The court rejected his lawyer Ayan Bhattacharya’s argument that Ruia was no longer involved in the running of wagon maker Jessop and Co. and hence could not be dragged into a case of cheating and conspiracy filed against it by the Indian Railways.
On Sunday, with the permission of the court, CID added another charge against Ruia—that of mischievously setting fire to destroy a property.
The state CID on Saturday arrested Ruia, chairman of Ruia Group which controls Jessop and Dunlop India Ltd, from his New Delhi home on charges of cheating, conspiracy and misappropriation of properties. He was brought to Kolkata the same evening.
Both Jessop and tyre maker Dunlop suspended production years ago.
The CID started investigating Jessop after the railways lodged a police complaint that the company had taken components and raw materials worth Rs50 crore but had not honoured contractual commitments to supply self-propelling train carriages called Electric multiple unit (EMU) coaches.
Workers have alleged for years that the Ruia-led management of Jessop was stealing valuable assets from the company’s closed factory in Kolkata. In October, chief minister Mamata Banerjee ordered a probe into the allegations after fires broke out at the factory several times within a short span.

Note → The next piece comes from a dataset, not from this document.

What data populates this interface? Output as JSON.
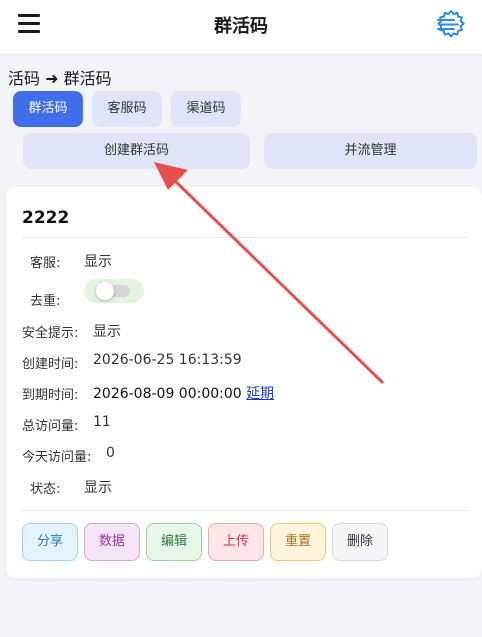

Denying the allegation, the Ruia Group had said it was itself a victim of theft from the closed factory and that the police didn’t step up vigil despite court orders.
Ruia’s lawyer Bhattacharya claimed in court on Sunday that he had stepped down from Jessop’s board as early as in 2008, and that he wasn’t a shareholder in the company either.
Ruia, who bought Jessop in 2003 and Dunlop in 2005, had over the years distanced himself from the day-to-day operations of companies controlled by the Ruia Group.
Public prosecutor Pallab Nath Chowdhury said Jessop’s operations were shrouded in a veil of secrecy, and that the CID was trying to lift the veil to unearth the people responsible for the misappropriation.
CID officers said they had found during the course of the investigation started last month that Ruia ran Jessop through “proxies”.
Several workers and railway officials have said in their statements to the agency that though he wasn’t directly involved in Jessop’s operations, Ruia still called the shots, two CID officers said, asking not to be identified.
Besides Jessop and Dunlop, Ruia bought many ailing companies in Europe mostly from bankruptcy administrators, promising to turn them around. But one by one, the Ruia Group lost control of almost all these firms.
After Banerjee ordered an inquiry, Ruia had moved the Calcutta high court in October and secured an order asking the CID not to take any “coercive” measure against him. At the same time, the court had asked Ruia to cooperate with the probe but he never turned up at the CID headquarters to face questioning.
Ruia’s lawyer Bhattacharya said he wasn’t evading the agency. Citing documents that showed he was admitted in a hospital in New Delhi, Bhattacharya said Ruia couldn’t make himself available for questioning because of ill health.